Information:
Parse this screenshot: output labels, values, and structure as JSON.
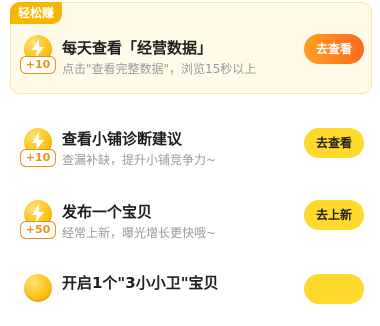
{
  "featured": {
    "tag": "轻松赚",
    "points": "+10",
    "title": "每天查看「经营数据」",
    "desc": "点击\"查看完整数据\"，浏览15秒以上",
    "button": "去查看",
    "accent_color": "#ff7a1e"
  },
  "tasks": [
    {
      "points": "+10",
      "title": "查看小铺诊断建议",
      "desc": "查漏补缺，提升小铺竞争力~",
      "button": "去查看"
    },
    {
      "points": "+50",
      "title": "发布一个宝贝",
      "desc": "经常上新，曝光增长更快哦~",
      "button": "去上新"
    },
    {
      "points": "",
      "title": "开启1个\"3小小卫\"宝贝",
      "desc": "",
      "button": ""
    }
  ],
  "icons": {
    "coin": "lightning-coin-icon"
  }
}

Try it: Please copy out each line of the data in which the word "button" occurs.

Written answer:
    "button": "去查看",
      "button": "去查看"
      "button": "去上新"
      "button": ""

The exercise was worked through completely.